_WHAT YOU HAVE TO DO_
Using the listing below, show all lines that hold the word "Query".

_RECORD EXCERPTS_
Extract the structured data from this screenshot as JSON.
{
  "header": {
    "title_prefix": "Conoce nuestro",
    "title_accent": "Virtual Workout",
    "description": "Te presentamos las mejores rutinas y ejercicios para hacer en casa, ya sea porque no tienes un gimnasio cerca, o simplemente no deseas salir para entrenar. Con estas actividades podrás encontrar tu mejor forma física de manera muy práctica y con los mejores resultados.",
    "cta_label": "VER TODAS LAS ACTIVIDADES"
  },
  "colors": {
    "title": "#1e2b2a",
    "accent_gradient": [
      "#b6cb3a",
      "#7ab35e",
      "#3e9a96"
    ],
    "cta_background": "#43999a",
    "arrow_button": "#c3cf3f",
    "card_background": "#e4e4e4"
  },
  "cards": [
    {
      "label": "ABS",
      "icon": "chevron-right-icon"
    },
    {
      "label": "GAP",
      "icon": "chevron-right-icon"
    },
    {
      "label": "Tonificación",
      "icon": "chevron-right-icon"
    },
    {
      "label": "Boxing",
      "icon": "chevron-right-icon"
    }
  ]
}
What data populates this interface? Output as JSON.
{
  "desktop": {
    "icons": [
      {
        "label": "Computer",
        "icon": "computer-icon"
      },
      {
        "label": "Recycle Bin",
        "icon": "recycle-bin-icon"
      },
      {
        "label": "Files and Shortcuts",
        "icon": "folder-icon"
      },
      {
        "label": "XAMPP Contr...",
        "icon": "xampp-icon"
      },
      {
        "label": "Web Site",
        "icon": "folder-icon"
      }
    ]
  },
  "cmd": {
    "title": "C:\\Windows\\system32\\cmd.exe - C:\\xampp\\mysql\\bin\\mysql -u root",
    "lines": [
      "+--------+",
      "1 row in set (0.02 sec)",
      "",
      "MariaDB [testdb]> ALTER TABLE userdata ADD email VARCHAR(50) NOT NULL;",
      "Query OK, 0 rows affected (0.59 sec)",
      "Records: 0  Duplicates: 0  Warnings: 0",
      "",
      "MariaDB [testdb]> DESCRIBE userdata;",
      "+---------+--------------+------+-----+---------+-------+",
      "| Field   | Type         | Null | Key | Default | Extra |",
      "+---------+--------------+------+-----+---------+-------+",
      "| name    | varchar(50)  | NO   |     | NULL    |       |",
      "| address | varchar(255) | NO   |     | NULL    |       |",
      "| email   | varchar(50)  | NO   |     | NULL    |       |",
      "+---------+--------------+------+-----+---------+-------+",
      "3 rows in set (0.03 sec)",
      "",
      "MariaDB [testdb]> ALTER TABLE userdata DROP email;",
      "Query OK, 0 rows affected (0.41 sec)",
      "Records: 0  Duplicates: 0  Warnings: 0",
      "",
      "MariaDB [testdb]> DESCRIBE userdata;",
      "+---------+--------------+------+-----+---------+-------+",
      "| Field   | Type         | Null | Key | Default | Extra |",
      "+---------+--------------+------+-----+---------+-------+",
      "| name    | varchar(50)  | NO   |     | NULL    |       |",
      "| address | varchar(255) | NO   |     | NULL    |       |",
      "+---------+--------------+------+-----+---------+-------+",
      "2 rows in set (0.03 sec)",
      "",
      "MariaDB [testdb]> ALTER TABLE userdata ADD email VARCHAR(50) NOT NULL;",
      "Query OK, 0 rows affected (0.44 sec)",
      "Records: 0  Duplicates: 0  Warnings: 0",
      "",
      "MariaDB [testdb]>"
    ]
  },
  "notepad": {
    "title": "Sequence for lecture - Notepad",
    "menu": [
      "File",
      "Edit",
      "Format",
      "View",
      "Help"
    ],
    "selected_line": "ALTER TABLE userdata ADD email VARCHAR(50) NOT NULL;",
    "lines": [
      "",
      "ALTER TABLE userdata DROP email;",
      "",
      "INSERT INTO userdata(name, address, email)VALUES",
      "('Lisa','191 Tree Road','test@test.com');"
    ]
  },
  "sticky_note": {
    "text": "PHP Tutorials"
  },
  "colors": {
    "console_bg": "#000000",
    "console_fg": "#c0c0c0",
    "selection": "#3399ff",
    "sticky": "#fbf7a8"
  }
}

_RESULT OF THE EXERCISE_
      "Query OK, 0 rows affected (0.59 sec)",
      "Query OK, 0 rows affected (0.41 sec)",
      "Query OK, 0 rows affected (0.44 sec)",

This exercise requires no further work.